Gen. 6:9 – 11:32
Rabbi Gary Pokras
Jewish math can sometimes be “creative.” To wit, the final verse in this week’s Torah portion: “The days of Terach were 205 years and Terach died in Haran.” (Gen. 11:32). On the surface, this verse about Avram’s father does not seem to be any different from how other biblical deaths are recorded. However, Rashi notes that Terach was 70 years old when Avram was born (Gen. 11:26) and Avram was 75 years when he is commanded by God to separate from his father in next week’s Torah portion. This means that Terach was at most 145 years old and very much alive when our Torah portion concluded.
How can he be both alive and dead at the same time? I am reminded of the apocryphal story about Samuel Clemens who in 1897 learned about a report of his death through the New York Journal and famously replied, “The reports of my death are greatly exaggerated.” Rashi, of course, takes a different approach. In his commentary to verse 32 he asks: “Why, then, does Scripture mention the death of Terach before the departure of Avram?” Rashi offers two vastly different answers.
First, he teaches this verse appears before Avram leaves to obscure the fact that Avram left while Terach was still alive. Why does this matter? Rashi believed it was to protect Avram from criticism that he did not show a son’s proper respect to his father – by leaving him in his old age. Our tradition highlights the importance of respecting our elders, and especially our parents. The medieval rabbis may have been embarrassed that Avram acted disrespectfully towards his father, and even worse, did so at the behest of God. Rashi’s reminder helps to strengthen our own commitment to our elders. And it also calls our attention to the fact that God’s call came with personal costs, to Avram and to his family, including his father Terach. God required a difficult choice. Should we judge Avram in this circumstance? Should we question God? We may not know the answers, but Rashi’s commentary is thought provoking.

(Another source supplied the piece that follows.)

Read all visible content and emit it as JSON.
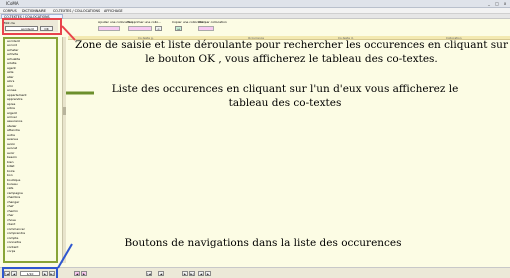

Second, Rashi leans on the midrash Genesis Rabbah (39:7) to teach: “the wicked, even while alive are called dead and the righteous, even while dead are called living.” Here, he takes a completely different view, casting Terach as wicked, because according to midrash Terach was not just an idolator, but an idol maker. Therefore, Avram needed to leave his father in order to leave idolatry behind and serve God. On an empirical level, the midrash leaves us with something profound: every act of wickedness diminishes our souls, so that when repeated over and over, even if our bodies still draw breath, we become dead inside. Conversely, repeated acts of righteousness impact the world beyond our lifetimes, so that it is as if we are still active in the world even after we have died. Hundreds of years after Rashi we should still ask ourselves, “what do we seek, a living death, or a life that transcends our mortality?”

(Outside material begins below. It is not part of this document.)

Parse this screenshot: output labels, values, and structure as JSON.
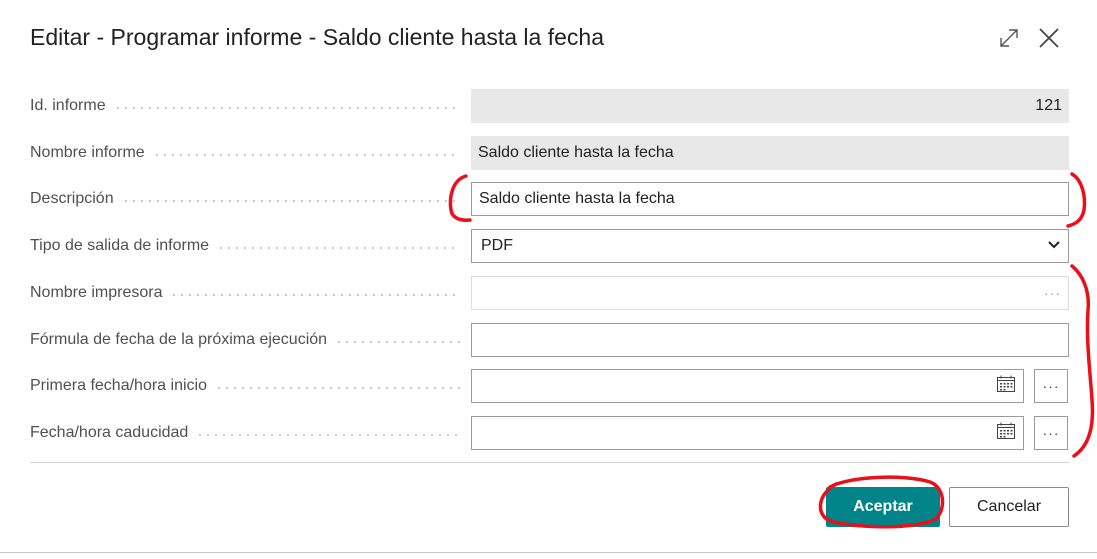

Jewish math gets “creative” to encourage us to dig deeper. Let’s keep on digging.